A zoning bylaw amendment that would create what’s been billed as a “rural dynamic zone” in Halfmoon Bay will be heading to the Sunshine Coast Regional District (SCRD) board for first reading.
The zoning amendment is part of a subdivision proposal from Secret Cove Heights Development Inc. for property at the end of Stephen’s Way, above Highway 101.
The property is zoned Rural Two (RU2) and has the designation of Resource under the Halfmoon Bay Official Community Plan (OCP). The applicant has proposed changing the OCP designation to Rural Residential, with site-specific uses added to the RU2 zoning, intended to enable home-based businesses and “maker spaces” that depend on high-speed internet, and to allow for small-scale agriculture.

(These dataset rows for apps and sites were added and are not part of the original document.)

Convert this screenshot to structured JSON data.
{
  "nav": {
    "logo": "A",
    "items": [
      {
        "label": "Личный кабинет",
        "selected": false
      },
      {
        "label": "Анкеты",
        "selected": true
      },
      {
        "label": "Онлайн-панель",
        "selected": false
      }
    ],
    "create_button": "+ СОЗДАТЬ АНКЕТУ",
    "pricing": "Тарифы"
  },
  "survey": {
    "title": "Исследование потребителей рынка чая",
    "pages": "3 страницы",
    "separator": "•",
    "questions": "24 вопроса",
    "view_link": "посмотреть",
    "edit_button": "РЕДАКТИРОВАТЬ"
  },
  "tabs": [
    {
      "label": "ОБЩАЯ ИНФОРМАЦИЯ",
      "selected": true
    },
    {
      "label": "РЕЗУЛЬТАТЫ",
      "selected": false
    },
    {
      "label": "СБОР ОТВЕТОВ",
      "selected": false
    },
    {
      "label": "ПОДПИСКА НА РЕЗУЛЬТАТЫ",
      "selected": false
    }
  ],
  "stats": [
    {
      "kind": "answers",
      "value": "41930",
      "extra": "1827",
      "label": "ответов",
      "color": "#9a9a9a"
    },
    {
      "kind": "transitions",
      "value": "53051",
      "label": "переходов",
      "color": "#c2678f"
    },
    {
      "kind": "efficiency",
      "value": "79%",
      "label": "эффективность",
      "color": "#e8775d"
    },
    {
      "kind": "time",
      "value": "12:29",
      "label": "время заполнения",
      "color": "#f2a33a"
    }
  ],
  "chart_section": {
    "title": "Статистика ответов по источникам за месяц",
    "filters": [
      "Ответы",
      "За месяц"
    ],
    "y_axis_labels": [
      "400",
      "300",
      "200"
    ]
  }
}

On Jan. 9, Nicole Huska, the development’s representative, returned to the SCRD’s planning and community development committee to update directors on the proposal. She had presented to directors in March 2019 but directors had delayed sending the proposal for first reading to get more public feedback.
Proposed site-specific RU2 uses that were discussed in the initial proposal remain largely the same – it would combine elements of the rural residential and agricultural zones. To support home businesses, parcel coverage would increase from 15 to 35 per cent and the number of employees allowed to work onsite would increase from one to four. Residential dwellings would be limited to one principal dwelling and one auxiliary dwelling and limits would be placed on the size of each, “to prevent over-sized estate homes,” according to the staff report.
The revised proposal would also see subject lands increase from 14 hectares to approximately 19 hectares and the number of one-hectare lots would increase from 12 to 15.
Staff recommended that directors abandon the proposal since it doesn’t conform to Halfmoon Bay’s OCP, wasn’t supported by the Halfmoon Bay Advisory Planning Commission (APC) and could “potentially encourage residential sprawl.”
According to the staff report notes, the Halfmoon Bay APC recommended refusing the proposal and asked the SCRD to provide more details about the rural dynamic zone and where it could apply on the Sunshine Coast.
Rural directors were divided on the proposal.
Despite the Halfmoon Bay APC’s resistance, Area B director Lori Pratt spoke in favour of proceeding. She said the location is becoming a hub already and wanted to see the amendment proceed to first reading to get more “robust community feedback.” During her presentation, Huska suggested despite her efforts, public feedback was limited.
Roberts Creek director Andreas Tize also voted in support of the amendments, but suggested the rural dynamic zone would be better suited to a regional growth discussion. He called it “frustrating,” however, since doing so would likely push any decisions to “four or five years down the road, because that’s how long growth strategies take.” He was also concerned about whether it could set a precedent for the Roberts Creek area.
Also supporting moving ahead with first reading was Area A director Len Lee. He called the zoning a mechanism that could enable self-sufficiency through agriculture and home business. “I’m not for urban sprawl, but I don’t see this as urban sprawl. I see this as appropriate use of a rural area.”
Those three votes were enough for the proposal to move to the board for first reading.
Both Elphinstone director Donna McMahon and Area F director Mark Hiltz voted against, arguing the zoning could result in sprawl, which could lead to increased costs for the SCRD to maintain infrastructure, which is already an ongoing challenge.
McMahon acknowledged that current zoning may be too rigid to deal with the economic realities of living on the Sunshine Coast, and the issues raised by Huska’s proposal should be examined further, but ultimately, she couldn’t support it because of those potential servicing costs. “I just have to say, great idea, but in the wrong place.”